* What the task asks
Once you have read the entries below, give them all again without any difference.

[Dataset entries]
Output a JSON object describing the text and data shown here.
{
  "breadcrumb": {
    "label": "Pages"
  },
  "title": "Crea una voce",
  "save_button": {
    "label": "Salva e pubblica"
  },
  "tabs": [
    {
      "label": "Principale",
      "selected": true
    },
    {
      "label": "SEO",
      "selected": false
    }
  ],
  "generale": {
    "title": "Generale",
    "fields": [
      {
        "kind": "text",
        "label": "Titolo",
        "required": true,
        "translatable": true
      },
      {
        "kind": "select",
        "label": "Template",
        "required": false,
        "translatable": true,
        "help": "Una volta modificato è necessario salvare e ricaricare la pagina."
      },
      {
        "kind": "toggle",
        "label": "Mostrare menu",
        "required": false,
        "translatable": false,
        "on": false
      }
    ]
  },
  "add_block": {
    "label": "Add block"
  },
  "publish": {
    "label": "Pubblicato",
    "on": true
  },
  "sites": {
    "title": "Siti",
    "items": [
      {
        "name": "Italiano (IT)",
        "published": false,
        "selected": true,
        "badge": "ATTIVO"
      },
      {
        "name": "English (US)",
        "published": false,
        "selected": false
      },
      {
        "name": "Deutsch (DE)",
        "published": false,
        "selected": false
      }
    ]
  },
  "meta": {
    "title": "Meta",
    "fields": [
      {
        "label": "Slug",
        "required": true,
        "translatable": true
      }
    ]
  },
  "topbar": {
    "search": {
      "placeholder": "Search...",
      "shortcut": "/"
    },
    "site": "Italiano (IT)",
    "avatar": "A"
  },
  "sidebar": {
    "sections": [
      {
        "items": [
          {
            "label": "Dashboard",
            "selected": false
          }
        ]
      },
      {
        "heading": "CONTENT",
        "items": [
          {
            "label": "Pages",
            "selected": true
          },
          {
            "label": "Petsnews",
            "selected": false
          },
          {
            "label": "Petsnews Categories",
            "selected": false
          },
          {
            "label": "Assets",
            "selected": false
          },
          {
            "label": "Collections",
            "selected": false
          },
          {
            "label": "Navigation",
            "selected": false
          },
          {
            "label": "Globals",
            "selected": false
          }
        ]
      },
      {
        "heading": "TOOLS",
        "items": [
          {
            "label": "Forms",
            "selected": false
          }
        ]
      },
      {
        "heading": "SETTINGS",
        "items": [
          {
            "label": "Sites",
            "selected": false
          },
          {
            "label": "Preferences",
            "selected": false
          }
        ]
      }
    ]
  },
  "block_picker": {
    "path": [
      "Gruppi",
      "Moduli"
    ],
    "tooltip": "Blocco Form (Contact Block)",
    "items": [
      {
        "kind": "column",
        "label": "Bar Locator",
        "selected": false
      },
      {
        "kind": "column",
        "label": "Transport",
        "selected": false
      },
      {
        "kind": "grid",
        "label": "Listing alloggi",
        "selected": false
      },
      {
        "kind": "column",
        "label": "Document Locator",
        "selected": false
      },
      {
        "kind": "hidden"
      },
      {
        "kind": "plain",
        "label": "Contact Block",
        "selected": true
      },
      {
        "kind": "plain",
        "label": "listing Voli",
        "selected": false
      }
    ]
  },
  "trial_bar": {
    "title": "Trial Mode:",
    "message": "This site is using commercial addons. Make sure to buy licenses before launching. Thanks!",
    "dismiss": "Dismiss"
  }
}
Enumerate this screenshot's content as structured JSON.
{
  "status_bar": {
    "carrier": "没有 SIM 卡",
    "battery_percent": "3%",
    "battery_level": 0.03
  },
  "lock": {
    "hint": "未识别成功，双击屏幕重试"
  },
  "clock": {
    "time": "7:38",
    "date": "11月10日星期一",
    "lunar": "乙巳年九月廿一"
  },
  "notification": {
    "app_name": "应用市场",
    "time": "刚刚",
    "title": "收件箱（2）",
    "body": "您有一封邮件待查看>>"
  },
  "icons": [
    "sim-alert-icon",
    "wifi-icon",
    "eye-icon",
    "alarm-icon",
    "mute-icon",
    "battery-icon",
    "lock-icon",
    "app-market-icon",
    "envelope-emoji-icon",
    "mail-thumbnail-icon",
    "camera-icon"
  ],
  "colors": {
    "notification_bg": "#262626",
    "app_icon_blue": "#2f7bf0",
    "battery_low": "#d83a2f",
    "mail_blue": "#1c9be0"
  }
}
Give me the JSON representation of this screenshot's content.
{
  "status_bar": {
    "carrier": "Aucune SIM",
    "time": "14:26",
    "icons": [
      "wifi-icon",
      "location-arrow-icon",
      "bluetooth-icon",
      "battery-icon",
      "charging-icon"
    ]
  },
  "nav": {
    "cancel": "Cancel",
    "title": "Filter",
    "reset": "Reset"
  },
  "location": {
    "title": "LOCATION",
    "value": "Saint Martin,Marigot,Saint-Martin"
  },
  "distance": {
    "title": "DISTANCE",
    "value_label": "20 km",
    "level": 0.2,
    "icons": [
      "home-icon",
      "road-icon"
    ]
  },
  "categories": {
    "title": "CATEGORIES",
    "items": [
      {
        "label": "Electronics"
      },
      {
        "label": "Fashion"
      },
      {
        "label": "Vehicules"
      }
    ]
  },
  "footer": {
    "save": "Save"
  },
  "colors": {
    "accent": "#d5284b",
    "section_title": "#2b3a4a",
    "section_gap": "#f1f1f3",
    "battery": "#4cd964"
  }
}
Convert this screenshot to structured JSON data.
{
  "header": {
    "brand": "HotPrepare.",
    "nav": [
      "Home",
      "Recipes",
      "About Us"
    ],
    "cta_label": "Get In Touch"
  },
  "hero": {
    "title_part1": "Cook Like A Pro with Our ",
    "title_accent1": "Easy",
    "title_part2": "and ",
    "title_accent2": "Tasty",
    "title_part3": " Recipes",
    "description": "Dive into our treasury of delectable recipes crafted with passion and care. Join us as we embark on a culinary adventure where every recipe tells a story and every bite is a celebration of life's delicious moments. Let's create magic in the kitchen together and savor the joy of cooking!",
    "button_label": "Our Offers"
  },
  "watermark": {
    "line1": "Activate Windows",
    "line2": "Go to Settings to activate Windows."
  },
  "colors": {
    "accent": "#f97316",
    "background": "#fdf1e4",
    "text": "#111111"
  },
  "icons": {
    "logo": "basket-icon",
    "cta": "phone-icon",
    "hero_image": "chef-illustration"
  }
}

* Exercise result
Output a JSON object describing the text and data shown here.
{
  "breadcrumb": {
    "label": "Pages"
  },
  "title": "Crea una voce",
  "save_button": {
    "label": "Salva e pubblica"
  },
  "tabs": [
    {
      "label": "Principale",
      "selected": true
    },
    {
      "label": "SEO",
      "selected": false
    }
  ],
  "generale": {
    "title": "Generale",
    "fields": [
      {
        "kind": "text",
        "label": "Titolo",
        "required": true,
        "translatable": true
      },
      {
        "kind": "select",
        "label": "Template",
        "required": false,
        "translatable": true,
        "help": "Una volta modificato è necessario salvare e ricaricare la pagina."
      },
      {
        "kind": "toggle",
        "label": "Mostrare menu",
        "required": false,
        "translatable": false,
        "on": false
      }
    ]
  },
  "add_block": {
    "label": "Add block"
  },
  "publish": {
    "label": "Pubblicato",
    "on": true
  },
  "sites": {
    "title": "Siti",
    "items": [
      {
        "name": "Italiano (IT)",
        "published": false,
        "selected": true,
        "badge": "ATTIVO"
      },
      {
        "name": "English (US)",
        "published": false,
        "selected": false
      },
      {
        "name": "Deutsch (DE)",
        "published": false,
        "selected": false
      }
    ]
  },
  "meta": {
    "title": "Meta",
    "fields": [
      {
        "label": "Slug",
        "required": true,
        "translatable": true
      }
    ]
  },
  "topbar": {
    "search": {
      "placeholder": "Search...",
      "shortcut": "/"
    },
    "site": "Italiano (IT)",
    "avatar": "A"
  },
  "sidebar": {
    "sections": [
      {
        "items": [
          {
            "label": "Dashboard",
            "selected": false
          }
        ]
      },
      {
        "heading": "CONTENT",
        "items": [
          {
            "label": "Pages",
            "selected": true
          },
          {
            "label": "Petsnews",
            "selected": false
          },
          {
            "label": "Petsnews Categories",
            "selected": false
          },
          {
            "label": "Assets",
            "selected": false
          },
          {
            "label": "Collections",
            "selected": false
          },
          {
            "label": "Navigation",
            "selected": false
          },
          {
            "label": "Globals",
            "selected": false
          }
        ]
      },
      {
        "heading": "TOOLS",
        "items": [
          {
            "label": "Forms",
            "selected": false
          }
        ]
      },
      {
        "heading": "SETTINGS",
        "items": [
          {
            "label": "Sites",
            "selected": false
          },
          {
            "label": "Preferences",
            "selected": false
          }
        ]
      }
    ]
  },
  "block_picker": {
    "path": [
      "Gruppi",
      "Moduli"
    ],
    "tooltip": "Blocco Form (Contact Block)",
    "items": [
      {
        "kind": "column",
        "label": "Bar Locator",
        "selected": false
      },
      {
        "kind": "column",
        "label": "Transport",
        "selected": false
      },
      {
        "kind": "grid",
        "label": "Listing alloggi",
        "selected": false
      },
      {
        "kind": "column",
        "label": "Document Locator",
        "selected": false
      },
      {
        "kind": "hidden"
      },
      {
        "kind": "plain",
        "label": "Contact Block",
        "selected": true
      },
      {
        "kind": "plain",
        "label": "listing Voli",
        "selected": false
      }
    ]
  },
  "trial_bar": {
    "title": "Trial Mode:",
    "message": "This site is using commercial addons. Make sure to buy licenses before launching. Thanks!",
    "dismiss": "Dismiss"
  }
}
Enumerate this screenshot's content as structured JSON.
{
  "status_bar": {
    "carrier": "没有 SIM 卡",
    "battery_percent": "3%",
    "battery_level": 0.03
  },
  "lock": {
    "hint": "未识别成功，双击屏幕重试"
  },
  "clock": {
    "time": "7:38",
    "date": "11月10日星期一",
    "lunar": "乙巳年九月廿一"
  },
  "notification": {
    "app_name": "应用市场",
    "time": "刚刚",
    "title": "收件箱（2）",
    "body": "您有一封邮件待查看>>"
  },
  "icons": [
    "sim-alert-icon",
    "wifi-icon",
    "eye-icon",
    "alarm-icon",
    "mute-icon",
    "battery-icon",
    "lock-icon",
    "app-market-icon",
    "envelope-emoji-icon",
    "mail-thumbnail-icon",
    "camera-icon"
  ],
  "colors": {
    "notification_bg": "#262626",
    "app_icon_blue": "#2f7bf0",
    "battery_low": "#d83a2f",
    "mail_blue": "#1c9be0"
  }
}
Give me the JSON representation of this screenshot's content.
{
  "status_bar": {
    "carrier": "Aucune SIM",
    "time": "14:26",
    "icons": [
      "wifi-icon",
      "location-arrow-icon",
      "bluetooth-icon",
      "battery-icon",
      "charging-icon"
    ]
  },
  "nav": {
    "cancel": "Cancel",
    "title": "Filter",
    "reset": "Reset"
  },
  "location": {
    "title": "LOCATION",
    "value": "Saint Martin,Marigot,Saint-Martin"
  },
  "distance": {
    "title": "DISTANCE",
    "value_label": "20 km",
    "level": 0.2,
    "icons": [
      "home-icon",
      "road-icon"
    ]
  },
  "categories": {
    "title": "CATEGORIES",
    "items": [
      {
        "label": "Electronics"
      },
      {
        "label": "Fashion"
      },
      {
        "label": "Vehicules"
      }
    ]
  },
  "footer": {
    "save": "Save"
  },
  "colors": {
    "accent": "#d5284b",
    "section_title": "#2b3a4a",
    "section_gap": "#f1f1f3",
    "battery": "#4cd964"
  }
}
Convert this screenshot to structured JSON data.
{
  "header": {
    "brand": "HotPrepare.",
    "nav": [
      "Home",
      "Recipes",
      "About Us"
    ],
    "cta_label": "Get In Touch"
  },
  "hero": {
    "title_part1": "Cook Like A Pro with Our ",
    "title_accent1": "Easy",
    "title_part2": "and ",
    "title_accent2": "Tasty",
    "title_part3": " Recipes",
    "description": "Dive into our treasury of delectable recipes crafted with passion and care. Join us as we embark on a culinary adventure where every recipe tells a story and every bite is a celebration of life's delicious moments. Let's create magic in the kitchen together and savor the joy of cooking!",
    "button_label": "Our Offers"
  },
  "watermark": {
    "line1": "Activate Windows",
    "line2": "Go to Settings to activate Windows."
  },
  "colors": {
    "accent": "#f97316",
    "background": "#fdf1e4",
    "text": "#111111"
  },
  "icons": {
    "logo": "basket-icon",
    "cta": "phone-icon",
    "hero_image": "chef-illustration"
  }
}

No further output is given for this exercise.